(I tried to create this topic in Privacy tools category, but it’s not possible, probably spam protection?)
Ubuntu has this package installed by default:
It’s only purpose is to provide settings for NetworkManager to send requests to connectivity-check.ubuntu.com , and based on the result (AFAIK) detect redirection by captive portals and open an ISP’s page (think public WiFi, or hotel rooms, where you need to authorize to access the net).
Well, connectivity-check.ubuntu.com is hosted on Google cloud (you can check that by running:
dig connectivity-check.ubuntu.com whois [the IP from previous query]
), so by default Ubuntu sends requests to a Google cloud page.
I don’t say Google counts daily active Ubuntu users (because many of those have the same IP), or that Google actively logs and analyzes that data.
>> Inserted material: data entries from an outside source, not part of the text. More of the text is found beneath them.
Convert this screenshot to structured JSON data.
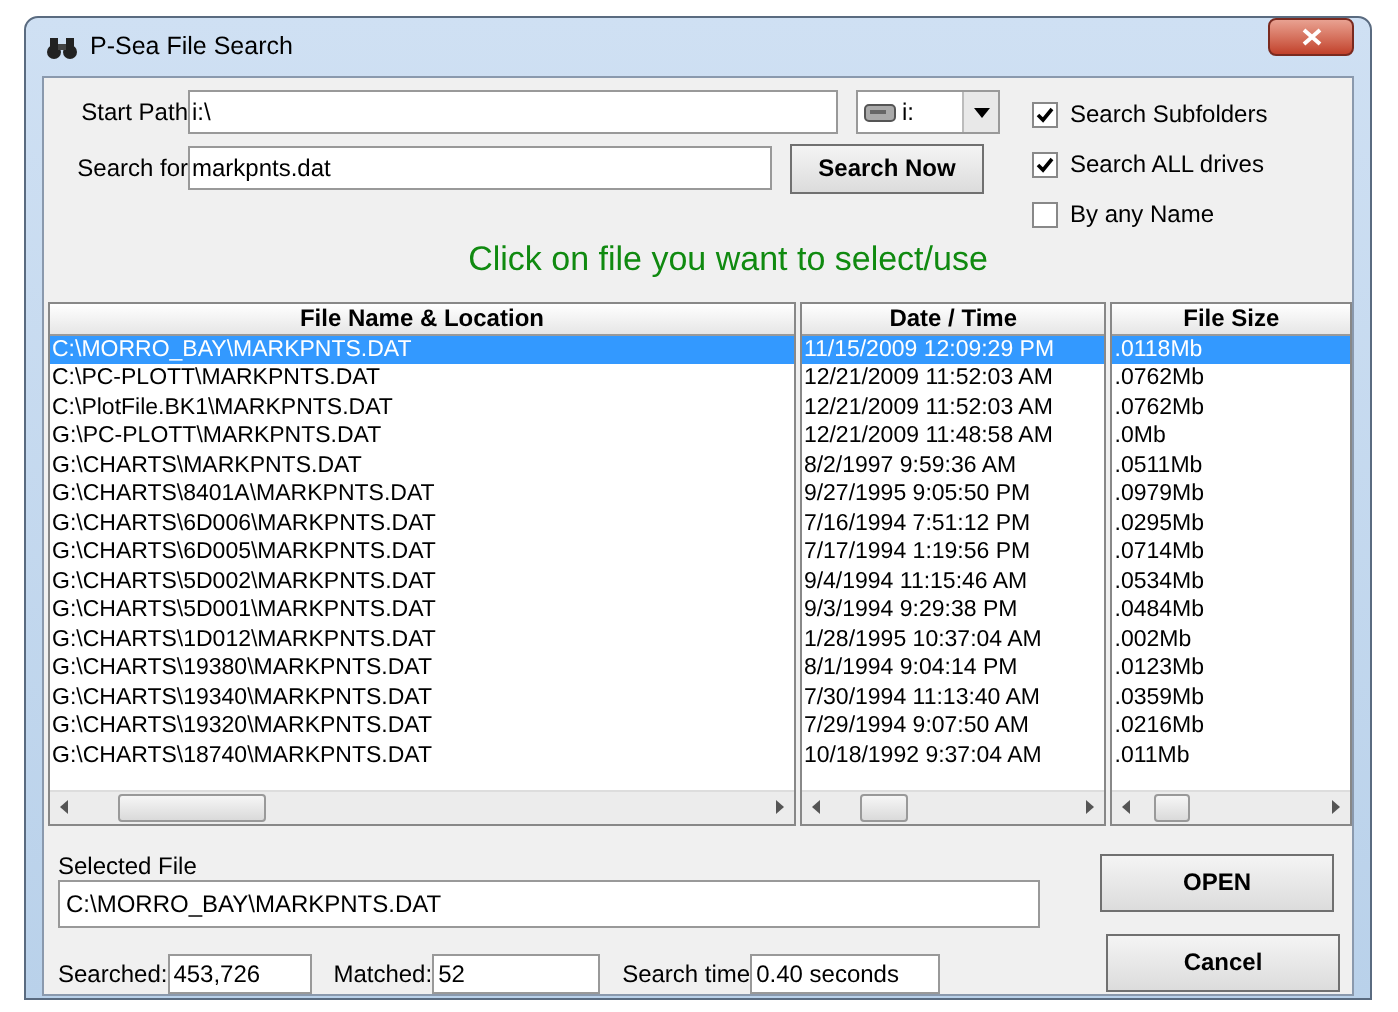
{
  "window": {
    "title": "P-Sea File Search"
  },
  "start_path": {
    "label": "Start Path",
    "value": "i:\\"
  },
  "drive": {
    "value": "i:"
  },
  "search_for": {
    "label": "Search for",
    "value": "markpnts.dat"
  },
  "search_button": "Search Now",
  "options": [
    {
      "label": "Search Subfolders",
      "checked": true
    },
    {
      "label": "Search ALL drives",
      "checked": true
    },
    {
      "label": "By any Name",
      "checked": false
    }
  ],
  "instruction": "Click on file you want to select/use",
  "columns": [
    "File Name & Location",
    "Date / Time",
    "File Size"
  ],
  "files": [
    {
      "name": "C:\\MORRO_BAY\\MARKPNTS.DAT",
      "datetime": "11/15/2009 12:09:29 PM",
      "size": ".0118Mb",
      "selected": true
    },
    {
      "name": "C:\\PC-PLOTT\\MARKPNTS.DAT",
      "datetime": "12/21/2009 11:52:03 AM",
      "size": ".0762Mb",
      "selected": false
    },
    {
      "name": "C:\\PlotFile.BK1\\MARKPNTS.DAT",
      "datetime": "12/21/2009 11:52:03 AM",
      "size": ".0762Mb",
      "selected": false
    },
    {
      "name": "G:\\PC-PLOTT\\MARKPNTS.DAT",
      "datetime": "12/21/2009 11:48:58 AM",
      "size": ".0Mb",
      "selected": false
    },
    {
      "name": "G:\\CHARTS\\MARKPNTS.DAT",
      "datetime": "8/2/1997 9:59:36 AM",
      "size": ".0511Mb",
      "selected": false
    },
    {
      "name": "G:\\CHARTS\\8401A\\MARKPNTS.DAT",
      "datetime": "9/27/1995 9:05:50 PM",
      "size": ".0979Mb",
      "selected": false
    },
    {
      "name": "G:\\CHARTS\\6D006\\MARKPNTS.DAT",
      "datetime": "7/16/1994 7:51:12 PM",
      "size": ".0295Mb",
      "selected": false
    },
    {
      "name": "G:\\CHARTS\\6D005\\MARKPNTS.DAT",
      "datetime": "7/17/1994 1:19:56 PM",
      "size": ".0714Mb",
      "selected": false
    },
    {
      "name": "G:\\CHARTS\\5D002\\MARKPNTS.DAT",
      "datetime": "9/4/1994 11:15:46 AM",
      "size": ".0534Mb",
      "selected": false
    },
    {
      "name": "G:\\CHARTS\\5D001\\MARKPNTS.DAT",
      "datetime": "9/3/1994 9:29:38 PM",
      "size": ".0484Mb",
      "selected": false
    },
    {
      "name": "G:\\CHARTS\\1D012\\MARKPNTS.DAT",
      "datetime": "1/28/1995 10:37:04 AM",
      "size": ".002Mb",
      "selected": false
    },
    {
      "name": "G:\\CHARTS\\19380\\MARKPNTS.DAT",
      "datetime": "8/1/1994 9:04:14 PM",
      "size": ".0123Mb",
      "selected": false
    },
    {
      "name": "G:\\CHARTS\\19340\\MARKPNTS.DAT",
      "datetime": "7/30/1994 11:13:40 AM",
      "size": ".0359Mb",
      "selected": false
    },
    {
      "name": "G:\\CHARTS\\19320\\MARKPNTS.DAT",
      "datetime": "7/29/1994 9:07:50 AM",
      "size": ".0216Mb",
      "selected": false
    },
    {
      "name": "G:\\CHARTS\\18740\\MARKPNTS.DAT",
      "datetime": "10/18/1992 9:37:04 AM",
      "size": ".011Mb",
      "selected": false
    }
  ],
  "selected_file": {
    "label": "Selected File",
    "value": "C:\\MORRO_BAY\\MARKPNTS.DAT"
  },
  "open_button": "OPEN",
  "cancel_button": "Cancel",
  "stats": [
    {
      "label": "Searched:",
      "value": "453,726"
    },
    {
      "label": "Matched:",
      "value": "52"
    },
    {
      "label": "Search time",
      "value": "0.40  seconds"
    }
  ]
}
But some of you guys may not like that behavior.
So what’s the fix?
Purge the package
sudo apt purge network-manager-config-connectivity-ubuntu
If you do need a captive portal detection, create your own config file to query some HTTP (not HTTPS) page of your choice, in the example below I have a Debian page used for the same purpose. Use your favorite text editor to create and edit /etc/NetworkManager/conf.d/90-connectivity-custom.conf :
sudo systemctl restart NetworkManager
If you run an Ubuntu derivative, please report if you have network-manager-config-connectivity-ubuntu installed in the comments.
P.S. I would like this post to not be used to raise pitchforks against Ubuntu and Canonical, as I believe without the simplicity of Ubuntu many of it’s current users would still be on Windows, worse even - on Windows 10.